Mikki Device™ Sever's Solution FAQs
Commonly Asked Questions
Mikki Device FAQs
The Mikki Device™ Sever’s Solution Kit is an at-home treatment for Sever’s disease in children, offering a 97% success rate.
The custom orthotics provide support, and the pediatric night splint passively stretches the calf and heel tendons during sleep, resolving Sever’s disease in most cases within 4 to 8 weeks.
Yes, the custom orthotics are designed to fit into your child’s current shoes or cleats.
Yes, children can participate in sports activities while using the Mikki Device™, as long as they wear the custom orthotics.
The kit includes 2 custom orthotics, a pediatric night brace, and a step-by-step treatment plan with support from a Sever’s specialist.
The night brace is should be used on your childs most symptomatic foot first for the 1st week and then alternate. This is the best practice as children may have difficulty sleeping with two night braces on at the same time, although some parents choose to order two anyways.
You will receive your Mikki Device™ orthotics from the lab 2 weeks after the lab recieves your childs foot mold.
The kit includes easy-to-follow instructions and support for obtaining the correct mold of your child’s foot.

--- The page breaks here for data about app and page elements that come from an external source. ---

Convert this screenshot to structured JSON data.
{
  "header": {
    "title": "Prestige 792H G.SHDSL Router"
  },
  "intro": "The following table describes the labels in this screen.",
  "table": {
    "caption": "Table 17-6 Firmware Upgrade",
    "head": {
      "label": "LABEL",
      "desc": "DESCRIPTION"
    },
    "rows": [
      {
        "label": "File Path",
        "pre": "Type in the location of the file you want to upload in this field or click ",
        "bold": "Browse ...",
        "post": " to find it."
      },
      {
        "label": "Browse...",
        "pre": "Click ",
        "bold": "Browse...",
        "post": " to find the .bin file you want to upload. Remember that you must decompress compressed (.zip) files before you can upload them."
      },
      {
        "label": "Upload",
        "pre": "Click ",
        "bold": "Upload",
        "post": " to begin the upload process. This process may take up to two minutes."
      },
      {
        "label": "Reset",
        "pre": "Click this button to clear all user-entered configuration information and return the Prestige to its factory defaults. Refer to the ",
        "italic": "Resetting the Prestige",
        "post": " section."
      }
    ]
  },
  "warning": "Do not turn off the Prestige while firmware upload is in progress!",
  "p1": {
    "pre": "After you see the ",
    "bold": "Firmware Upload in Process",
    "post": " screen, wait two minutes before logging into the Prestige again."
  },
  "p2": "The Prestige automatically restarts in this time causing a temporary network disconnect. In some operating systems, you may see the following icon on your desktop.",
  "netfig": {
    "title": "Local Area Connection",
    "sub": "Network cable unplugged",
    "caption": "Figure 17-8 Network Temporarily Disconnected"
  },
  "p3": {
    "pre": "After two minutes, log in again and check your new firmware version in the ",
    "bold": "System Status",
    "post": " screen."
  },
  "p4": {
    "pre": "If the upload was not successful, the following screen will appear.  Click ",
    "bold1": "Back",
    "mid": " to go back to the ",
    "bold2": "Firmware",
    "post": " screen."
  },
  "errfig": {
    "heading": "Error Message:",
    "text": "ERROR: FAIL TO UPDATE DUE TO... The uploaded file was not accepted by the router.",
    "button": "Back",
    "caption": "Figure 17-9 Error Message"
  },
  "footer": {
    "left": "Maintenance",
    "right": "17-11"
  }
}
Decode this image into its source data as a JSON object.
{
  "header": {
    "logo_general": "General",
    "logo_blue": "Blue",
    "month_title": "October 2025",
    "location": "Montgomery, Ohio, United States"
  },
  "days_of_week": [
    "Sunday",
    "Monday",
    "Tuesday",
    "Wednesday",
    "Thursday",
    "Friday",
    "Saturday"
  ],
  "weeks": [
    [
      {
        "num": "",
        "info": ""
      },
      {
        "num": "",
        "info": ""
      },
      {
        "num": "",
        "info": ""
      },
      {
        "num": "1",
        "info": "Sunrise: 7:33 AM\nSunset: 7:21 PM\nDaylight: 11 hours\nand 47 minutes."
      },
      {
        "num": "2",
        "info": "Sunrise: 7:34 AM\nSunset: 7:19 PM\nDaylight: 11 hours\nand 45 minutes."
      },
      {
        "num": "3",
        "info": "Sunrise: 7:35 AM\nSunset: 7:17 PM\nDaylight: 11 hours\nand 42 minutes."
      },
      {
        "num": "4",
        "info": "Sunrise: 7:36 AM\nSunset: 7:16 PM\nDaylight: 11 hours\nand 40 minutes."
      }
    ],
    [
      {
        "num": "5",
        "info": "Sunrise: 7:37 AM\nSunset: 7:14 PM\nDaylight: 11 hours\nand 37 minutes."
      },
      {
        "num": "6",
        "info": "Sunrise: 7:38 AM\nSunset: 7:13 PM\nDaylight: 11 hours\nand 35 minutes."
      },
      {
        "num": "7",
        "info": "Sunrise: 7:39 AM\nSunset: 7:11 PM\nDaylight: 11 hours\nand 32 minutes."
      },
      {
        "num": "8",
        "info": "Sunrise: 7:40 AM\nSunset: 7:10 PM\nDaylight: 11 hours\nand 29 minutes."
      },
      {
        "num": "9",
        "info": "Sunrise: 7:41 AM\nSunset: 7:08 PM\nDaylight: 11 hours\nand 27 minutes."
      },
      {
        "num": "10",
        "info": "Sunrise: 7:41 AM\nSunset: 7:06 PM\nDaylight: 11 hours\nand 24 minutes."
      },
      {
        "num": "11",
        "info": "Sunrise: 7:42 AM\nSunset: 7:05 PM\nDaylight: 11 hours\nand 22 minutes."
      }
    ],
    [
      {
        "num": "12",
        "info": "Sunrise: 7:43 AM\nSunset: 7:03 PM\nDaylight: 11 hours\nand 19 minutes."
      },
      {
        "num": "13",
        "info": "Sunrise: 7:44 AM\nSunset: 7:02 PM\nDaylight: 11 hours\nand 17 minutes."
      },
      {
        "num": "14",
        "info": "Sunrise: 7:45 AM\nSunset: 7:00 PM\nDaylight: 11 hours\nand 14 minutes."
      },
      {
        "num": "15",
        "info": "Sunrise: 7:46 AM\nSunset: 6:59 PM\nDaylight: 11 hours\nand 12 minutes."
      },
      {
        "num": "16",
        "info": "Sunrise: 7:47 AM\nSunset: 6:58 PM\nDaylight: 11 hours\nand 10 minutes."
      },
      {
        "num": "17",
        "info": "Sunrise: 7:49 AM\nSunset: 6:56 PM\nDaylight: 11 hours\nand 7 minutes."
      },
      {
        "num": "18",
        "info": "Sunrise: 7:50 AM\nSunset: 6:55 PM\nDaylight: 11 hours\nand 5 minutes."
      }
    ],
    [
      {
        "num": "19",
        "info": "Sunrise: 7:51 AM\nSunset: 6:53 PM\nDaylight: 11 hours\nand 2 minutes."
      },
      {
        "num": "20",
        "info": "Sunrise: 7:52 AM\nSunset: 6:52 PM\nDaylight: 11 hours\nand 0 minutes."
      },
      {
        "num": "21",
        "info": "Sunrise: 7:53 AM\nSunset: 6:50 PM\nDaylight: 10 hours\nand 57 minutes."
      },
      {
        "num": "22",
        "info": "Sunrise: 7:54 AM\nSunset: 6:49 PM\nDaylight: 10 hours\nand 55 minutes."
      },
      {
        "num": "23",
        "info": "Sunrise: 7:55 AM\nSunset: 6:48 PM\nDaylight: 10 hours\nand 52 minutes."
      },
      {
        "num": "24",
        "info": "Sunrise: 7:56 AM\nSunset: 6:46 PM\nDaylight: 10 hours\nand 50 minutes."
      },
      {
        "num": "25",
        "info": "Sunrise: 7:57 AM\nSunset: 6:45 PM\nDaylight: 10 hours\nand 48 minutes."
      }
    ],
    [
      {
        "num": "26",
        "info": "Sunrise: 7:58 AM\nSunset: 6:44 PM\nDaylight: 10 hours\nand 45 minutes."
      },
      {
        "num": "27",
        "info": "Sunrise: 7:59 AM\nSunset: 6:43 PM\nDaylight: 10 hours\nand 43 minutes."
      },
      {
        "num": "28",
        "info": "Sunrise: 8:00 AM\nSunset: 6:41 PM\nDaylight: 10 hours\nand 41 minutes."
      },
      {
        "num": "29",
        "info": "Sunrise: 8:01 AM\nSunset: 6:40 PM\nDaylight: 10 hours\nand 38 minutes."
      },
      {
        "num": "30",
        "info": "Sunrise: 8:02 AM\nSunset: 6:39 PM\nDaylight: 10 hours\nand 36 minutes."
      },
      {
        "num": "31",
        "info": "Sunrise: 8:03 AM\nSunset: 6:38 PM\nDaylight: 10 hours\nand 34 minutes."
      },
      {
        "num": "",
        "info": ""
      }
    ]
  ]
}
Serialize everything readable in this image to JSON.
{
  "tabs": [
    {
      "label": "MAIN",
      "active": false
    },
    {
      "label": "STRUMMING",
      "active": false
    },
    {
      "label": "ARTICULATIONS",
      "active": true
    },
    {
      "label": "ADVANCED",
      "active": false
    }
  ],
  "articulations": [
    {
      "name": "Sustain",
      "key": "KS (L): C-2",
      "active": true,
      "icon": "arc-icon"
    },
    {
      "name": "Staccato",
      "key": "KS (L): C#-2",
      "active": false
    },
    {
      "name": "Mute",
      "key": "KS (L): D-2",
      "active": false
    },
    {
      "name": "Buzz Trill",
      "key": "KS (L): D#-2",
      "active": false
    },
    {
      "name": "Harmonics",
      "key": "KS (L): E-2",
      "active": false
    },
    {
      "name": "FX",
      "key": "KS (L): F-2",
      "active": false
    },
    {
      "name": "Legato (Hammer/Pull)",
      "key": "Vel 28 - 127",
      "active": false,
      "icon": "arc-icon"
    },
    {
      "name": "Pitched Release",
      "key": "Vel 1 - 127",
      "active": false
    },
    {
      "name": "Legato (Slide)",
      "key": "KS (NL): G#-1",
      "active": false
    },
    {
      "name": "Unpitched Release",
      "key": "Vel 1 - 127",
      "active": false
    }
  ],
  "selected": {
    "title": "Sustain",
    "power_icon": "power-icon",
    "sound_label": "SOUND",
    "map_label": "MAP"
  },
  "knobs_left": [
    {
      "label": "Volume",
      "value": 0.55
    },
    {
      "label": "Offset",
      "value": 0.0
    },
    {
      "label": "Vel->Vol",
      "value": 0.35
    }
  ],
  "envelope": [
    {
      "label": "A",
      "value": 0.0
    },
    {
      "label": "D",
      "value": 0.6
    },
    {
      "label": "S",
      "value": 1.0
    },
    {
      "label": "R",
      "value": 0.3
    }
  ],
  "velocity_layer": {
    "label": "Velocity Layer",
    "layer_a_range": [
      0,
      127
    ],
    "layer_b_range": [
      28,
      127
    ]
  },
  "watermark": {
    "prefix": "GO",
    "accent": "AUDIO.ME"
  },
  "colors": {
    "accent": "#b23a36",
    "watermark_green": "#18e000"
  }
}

The cost is a one-time payment of $497, which includes custom orthotics, a nighttime splint, support, shipping, and lab fees.
Yes, the Mikki Device™ Sever’s Solution comes with a 60-day money-back guarantee.
No, it is not covered by insurance, but the one-time cost is about half the out-of-pocket costs with insurance for similar treatments.
Dr. Mikkel Jarman, a Pediatric Podiatrist, developed the Mikki Device™ Sever’s Solution.
Besides Sever’s disease, other causes include Tarsal Tunnel Syndrome, Stress Fractures, Tarsal Coalition, Achilles Tendinitis, Flat Feet, High Arches, and Bursitis.
Soccer, Basketball, Gymnastics, Baseball, Football, and Running are most frequently linked to Sever’s disease.
Children ages 8 to 13 are most affected by heel pain due to Sever’s disease.
Boys are more likely to experience Sever’s disease than girls, with a ratio of 72% boys to 28% girls.
For an unofficial diagnosis, lightly squeeze the sides of the child’s heel. However, it’s advised to seek guidance from a licensed pediatric podiatrist for an official diagnosis.